With a possible strike looming Thursday, the Burlington Education Association and the city school board were in a daylong, last-ditch negotiating session that extended into the evening.
Talks began early Wednesday at the Burlington School District central office on Colchester Avenue, and federal mediator Ira Lobel spent the day going back and forth between the teachers and the school board hoping to bring them together — without immediate success. There was still no resolution as of 5 p.m. Wednesday.
“Hopefully he’s working his magic,” said Darren Allen, communications director for the Vermont-NEA, in a telephone interview.
Superintendent of Schools Yaw Obeng said late in the afternoon that schools were “absolutely” still scheduled to open Thursday. Teachers have vowed to strike Thursday morning if no contract deal is reached.
The conflict over pay and benefits has dragged on for more than a year. In September, the school board imposed employment terms that gave teachers an average raise of around 2.75 percent but cut certain perks and increased teachers’ share of health insurance costs.
Teachers saw the board’s move as a power play. They responded with pickets, claims that the board was trying to bust the union, and a vote authorizing a strike Thursday, pending the outcome of Wednesday’s meeting.
Under the terms imposed in September, steps on the salary grid range from $43,565 to $84,750 annually. Effective January 1, 2017, teacher contributions to health insurance will increase from 15 to 16 percent.
The union had also sought to preserve a clause from the three-year contract that expired in August guaranteeing them a salary in the “middle of the middle” compared to other teacher pay in the region.
The board axed that language, saying it was unfairly restrictive.

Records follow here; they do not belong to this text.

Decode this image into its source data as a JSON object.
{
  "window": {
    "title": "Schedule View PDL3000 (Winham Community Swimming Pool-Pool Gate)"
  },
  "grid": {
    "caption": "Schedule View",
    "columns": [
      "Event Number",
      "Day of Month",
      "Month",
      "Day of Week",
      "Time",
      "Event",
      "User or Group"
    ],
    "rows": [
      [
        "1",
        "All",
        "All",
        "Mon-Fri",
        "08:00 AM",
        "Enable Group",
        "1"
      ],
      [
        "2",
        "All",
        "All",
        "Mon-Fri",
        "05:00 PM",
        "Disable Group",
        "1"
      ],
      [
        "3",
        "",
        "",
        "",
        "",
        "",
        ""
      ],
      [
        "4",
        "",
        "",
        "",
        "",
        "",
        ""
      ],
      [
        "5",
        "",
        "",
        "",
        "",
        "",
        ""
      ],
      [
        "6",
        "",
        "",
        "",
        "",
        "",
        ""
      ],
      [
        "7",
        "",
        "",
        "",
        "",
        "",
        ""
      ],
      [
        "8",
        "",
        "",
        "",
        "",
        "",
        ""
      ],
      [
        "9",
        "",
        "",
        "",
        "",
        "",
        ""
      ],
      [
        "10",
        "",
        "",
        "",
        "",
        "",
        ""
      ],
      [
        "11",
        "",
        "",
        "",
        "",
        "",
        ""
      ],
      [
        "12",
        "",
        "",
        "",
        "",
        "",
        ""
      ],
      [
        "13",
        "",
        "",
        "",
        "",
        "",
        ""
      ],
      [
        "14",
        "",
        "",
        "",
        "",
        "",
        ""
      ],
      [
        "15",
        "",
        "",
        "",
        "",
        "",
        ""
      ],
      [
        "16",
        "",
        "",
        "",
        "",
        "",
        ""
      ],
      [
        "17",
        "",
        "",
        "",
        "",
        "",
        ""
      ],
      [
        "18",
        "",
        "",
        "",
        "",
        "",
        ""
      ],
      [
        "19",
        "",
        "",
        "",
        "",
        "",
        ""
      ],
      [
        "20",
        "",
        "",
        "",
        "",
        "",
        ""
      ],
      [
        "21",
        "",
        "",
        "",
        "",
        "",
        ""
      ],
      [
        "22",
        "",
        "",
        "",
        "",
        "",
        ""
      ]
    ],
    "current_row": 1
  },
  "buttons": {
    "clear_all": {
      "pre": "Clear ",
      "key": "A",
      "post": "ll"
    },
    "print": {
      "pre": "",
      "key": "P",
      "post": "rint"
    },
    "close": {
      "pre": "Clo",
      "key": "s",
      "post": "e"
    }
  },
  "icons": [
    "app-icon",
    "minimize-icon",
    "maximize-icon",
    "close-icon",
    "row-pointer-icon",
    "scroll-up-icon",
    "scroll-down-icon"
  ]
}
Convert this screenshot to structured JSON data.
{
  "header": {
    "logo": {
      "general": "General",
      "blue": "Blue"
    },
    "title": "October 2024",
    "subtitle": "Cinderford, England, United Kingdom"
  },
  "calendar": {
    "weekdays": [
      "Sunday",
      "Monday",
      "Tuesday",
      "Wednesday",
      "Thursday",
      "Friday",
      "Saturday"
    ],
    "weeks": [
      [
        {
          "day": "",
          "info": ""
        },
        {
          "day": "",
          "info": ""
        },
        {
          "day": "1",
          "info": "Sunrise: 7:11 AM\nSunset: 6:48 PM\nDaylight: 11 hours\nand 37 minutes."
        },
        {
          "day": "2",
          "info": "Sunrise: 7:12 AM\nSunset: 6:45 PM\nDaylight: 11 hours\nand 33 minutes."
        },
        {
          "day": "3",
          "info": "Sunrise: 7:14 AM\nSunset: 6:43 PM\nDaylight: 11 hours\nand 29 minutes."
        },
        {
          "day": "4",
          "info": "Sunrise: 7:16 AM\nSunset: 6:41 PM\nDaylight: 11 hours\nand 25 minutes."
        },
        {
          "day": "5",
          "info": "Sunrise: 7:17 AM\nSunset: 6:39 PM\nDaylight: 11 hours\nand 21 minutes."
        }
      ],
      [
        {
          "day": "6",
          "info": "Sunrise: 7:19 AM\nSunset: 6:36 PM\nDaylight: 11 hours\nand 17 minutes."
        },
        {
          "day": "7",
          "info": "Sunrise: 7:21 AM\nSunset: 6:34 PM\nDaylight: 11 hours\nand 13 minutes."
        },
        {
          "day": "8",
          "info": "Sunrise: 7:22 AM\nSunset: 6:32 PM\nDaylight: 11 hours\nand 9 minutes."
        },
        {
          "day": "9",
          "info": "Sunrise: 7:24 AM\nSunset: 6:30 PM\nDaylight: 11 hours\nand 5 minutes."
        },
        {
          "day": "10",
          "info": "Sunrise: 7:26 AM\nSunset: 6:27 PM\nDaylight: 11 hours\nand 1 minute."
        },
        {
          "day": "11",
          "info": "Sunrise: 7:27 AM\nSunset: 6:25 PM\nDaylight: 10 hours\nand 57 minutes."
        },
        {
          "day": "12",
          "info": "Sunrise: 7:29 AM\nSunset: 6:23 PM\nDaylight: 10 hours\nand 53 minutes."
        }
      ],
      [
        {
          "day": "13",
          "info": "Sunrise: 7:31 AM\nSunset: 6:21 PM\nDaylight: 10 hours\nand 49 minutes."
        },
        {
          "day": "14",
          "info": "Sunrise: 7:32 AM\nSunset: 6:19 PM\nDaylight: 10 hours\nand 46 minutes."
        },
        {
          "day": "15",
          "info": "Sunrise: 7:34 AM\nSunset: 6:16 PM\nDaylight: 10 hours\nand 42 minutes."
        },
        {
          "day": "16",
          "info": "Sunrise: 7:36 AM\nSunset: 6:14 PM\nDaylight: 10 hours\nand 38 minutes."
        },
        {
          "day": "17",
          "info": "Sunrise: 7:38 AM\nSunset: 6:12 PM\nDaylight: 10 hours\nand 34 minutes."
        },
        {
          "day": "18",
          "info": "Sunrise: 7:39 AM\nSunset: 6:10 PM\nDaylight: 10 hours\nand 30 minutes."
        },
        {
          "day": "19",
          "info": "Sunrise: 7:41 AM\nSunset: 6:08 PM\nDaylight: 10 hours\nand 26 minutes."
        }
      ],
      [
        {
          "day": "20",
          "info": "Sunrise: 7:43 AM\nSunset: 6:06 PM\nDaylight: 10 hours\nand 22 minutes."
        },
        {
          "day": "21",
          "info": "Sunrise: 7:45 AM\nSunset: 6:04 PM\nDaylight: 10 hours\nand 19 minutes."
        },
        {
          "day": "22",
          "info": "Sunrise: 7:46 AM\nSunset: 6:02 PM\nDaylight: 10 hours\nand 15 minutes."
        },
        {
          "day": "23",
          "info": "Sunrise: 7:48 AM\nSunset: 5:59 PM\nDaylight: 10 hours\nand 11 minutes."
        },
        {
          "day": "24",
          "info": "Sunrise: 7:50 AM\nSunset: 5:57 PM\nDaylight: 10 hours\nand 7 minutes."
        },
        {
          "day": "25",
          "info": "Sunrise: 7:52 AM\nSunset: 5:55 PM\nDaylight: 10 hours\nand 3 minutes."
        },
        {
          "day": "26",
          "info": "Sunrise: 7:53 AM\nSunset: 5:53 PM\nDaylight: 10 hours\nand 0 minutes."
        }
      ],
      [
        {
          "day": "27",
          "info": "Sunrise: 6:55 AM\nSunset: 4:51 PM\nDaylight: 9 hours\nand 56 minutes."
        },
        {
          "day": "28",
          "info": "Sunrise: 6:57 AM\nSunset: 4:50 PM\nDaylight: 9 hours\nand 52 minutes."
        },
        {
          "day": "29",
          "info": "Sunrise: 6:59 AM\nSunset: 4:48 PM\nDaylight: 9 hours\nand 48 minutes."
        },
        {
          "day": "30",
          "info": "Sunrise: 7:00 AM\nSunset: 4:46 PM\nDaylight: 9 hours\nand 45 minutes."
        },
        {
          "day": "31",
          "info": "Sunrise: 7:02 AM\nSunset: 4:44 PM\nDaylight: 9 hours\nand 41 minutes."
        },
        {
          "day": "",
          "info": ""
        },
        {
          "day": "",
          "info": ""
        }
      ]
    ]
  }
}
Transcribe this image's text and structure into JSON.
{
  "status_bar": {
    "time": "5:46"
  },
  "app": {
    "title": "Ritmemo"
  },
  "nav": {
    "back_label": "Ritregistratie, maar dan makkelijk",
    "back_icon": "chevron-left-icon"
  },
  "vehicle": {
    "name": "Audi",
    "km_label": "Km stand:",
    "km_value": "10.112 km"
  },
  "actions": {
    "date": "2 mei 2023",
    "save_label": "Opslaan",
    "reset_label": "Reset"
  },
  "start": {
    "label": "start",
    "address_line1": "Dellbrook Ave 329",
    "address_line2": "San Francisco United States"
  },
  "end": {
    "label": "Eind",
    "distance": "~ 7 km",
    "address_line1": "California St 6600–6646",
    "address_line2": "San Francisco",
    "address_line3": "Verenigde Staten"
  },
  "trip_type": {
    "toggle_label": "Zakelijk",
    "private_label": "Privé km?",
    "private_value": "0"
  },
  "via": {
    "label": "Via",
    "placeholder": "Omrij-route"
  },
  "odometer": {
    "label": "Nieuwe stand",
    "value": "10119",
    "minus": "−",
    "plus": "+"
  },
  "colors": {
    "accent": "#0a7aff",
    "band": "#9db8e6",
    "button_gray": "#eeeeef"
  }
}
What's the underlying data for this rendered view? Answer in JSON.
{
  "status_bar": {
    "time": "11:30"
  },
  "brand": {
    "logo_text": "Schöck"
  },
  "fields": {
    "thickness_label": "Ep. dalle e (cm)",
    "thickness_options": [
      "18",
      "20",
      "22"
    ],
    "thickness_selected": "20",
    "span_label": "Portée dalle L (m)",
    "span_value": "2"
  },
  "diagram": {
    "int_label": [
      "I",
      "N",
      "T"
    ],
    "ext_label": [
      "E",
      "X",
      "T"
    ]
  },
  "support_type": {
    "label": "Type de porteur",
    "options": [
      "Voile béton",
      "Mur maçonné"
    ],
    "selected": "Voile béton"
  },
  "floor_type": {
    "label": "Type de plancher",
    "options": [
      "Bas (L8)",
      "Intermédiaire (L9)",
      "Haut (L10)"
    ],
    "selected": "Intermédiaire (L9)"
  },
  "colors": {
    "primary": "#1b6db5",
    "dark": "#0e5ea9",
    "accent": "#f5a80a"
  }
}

The imposed terms also reduce a benefit that allowed teachers to accumulate unused sick leave and get payouts for it at the end of their careers. New teachers will not be eligible for the payments.